Like many London suburbs, Ilford expanded rapidly with the rise of the Railway. By 1909 it was a large community, certainly large enough to support a Theatre. The Ilford Hippodrome opened on November 8th, 1909. The building was designed by Frank Matcham and cost £35,000 to build. It had 2,500 seats and a further 500 standing places.

The Hippodrome survived for 35 years – during some of which it was forced to show films as interest in live Variety waned – and finally met its end during a performance of the pantomime on January 12th 1945. It was destroyed in the blast from a V2 rocket. One person was killed and over a hundred were injured. (A further fifteen people were killed in the housing immediately behind the theatre.


The town was left without a theatre for nine years, during which Ilford Town Hall served as a stopgap. A “permanent” home was created in 1954 when a building close to the High Road was converted into The Little Theatre. This small venue, used exclusively by amateurs, was demolished in 1968 to make way for a supermarket.


There were plans to build a brand new theatre alongside the Town Hall, but it was clear these would take several years to reach fruition. Accordingly, the local Council took a seven year lease on a disused Church and created a temporary theatre in Cranbrook Road called The Cranbrook Theatre. Again, this was used exclusively by amateurs.

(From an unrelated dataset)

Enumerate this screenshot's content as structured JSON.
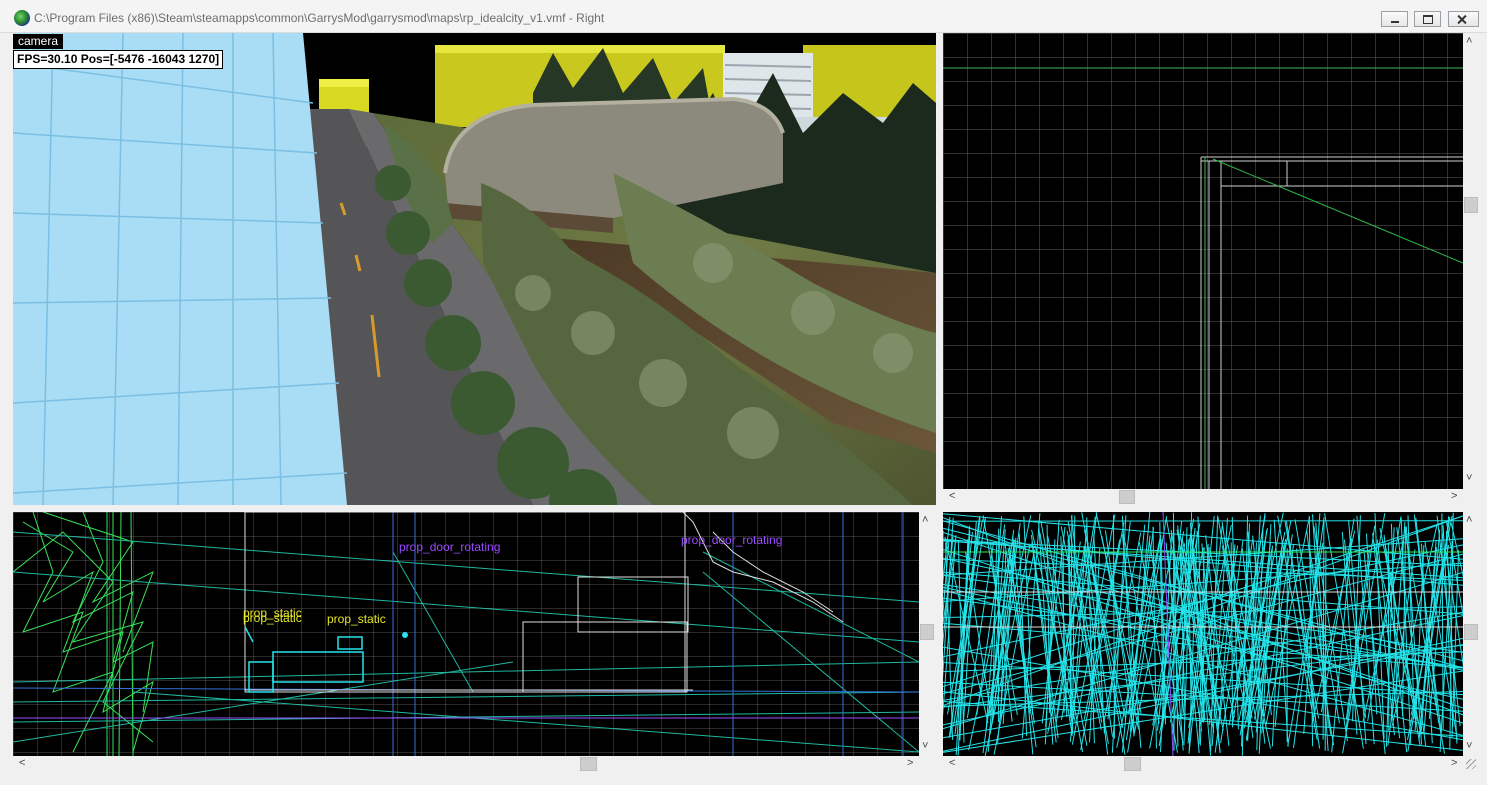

The new Theatre was ready within six years, and was to be called the Kenneth More Theatre. The KMT would be used for amateur and professional shows, and the town’s leading amateur company felt the “professionalism” of the new venue would seriously damage the spirit of amateur theatre. The Renegades Theatre Company decided not to move into the KMT and negotiated their own lease on the Cranbrook Theatre. They renamed it the Ilford Playhouse, and for the next ten years kept it running in opposition to the KMT. They finally lost the venue to redevelopment in June, 1984.


Ilford’s civic theatre, the Kenneth More, opened on the very last day of 1974 with a preview of “The Beggar’s Opera”. There were further previews on January 1st and 2nd, and the official opening was on January 3rd, 1975.

The theatre seated 365 and was fully equipped with a fly-tower and all the latest “state of the art” equipment. It also contained a 50 seat Studio Theatre for experimental work. The building cost £500,000.

In the years since then the KMT has been very successful. It has balanced its commitment to amateur theatre by providing 26 weeks each year for local amateur companies. The remaining half of the programme has consisted of a mixture of visiting professional shows and professional in house productions.

Several in house productions have then gone on to undertake national tours, beginning with a 26 week tour of “Hair” in 1978. Its major touring success was the KMT production of “The Rocky Horror Show” which toured the UK non-stop between 1983 and 1989, and in 1990 undertook a European tour.

The KMT also created a company of young opera singers, and a company specialising in contemporary musicals, earning a considerable reputation for its operas and its productions of works by Stephen Sondheim.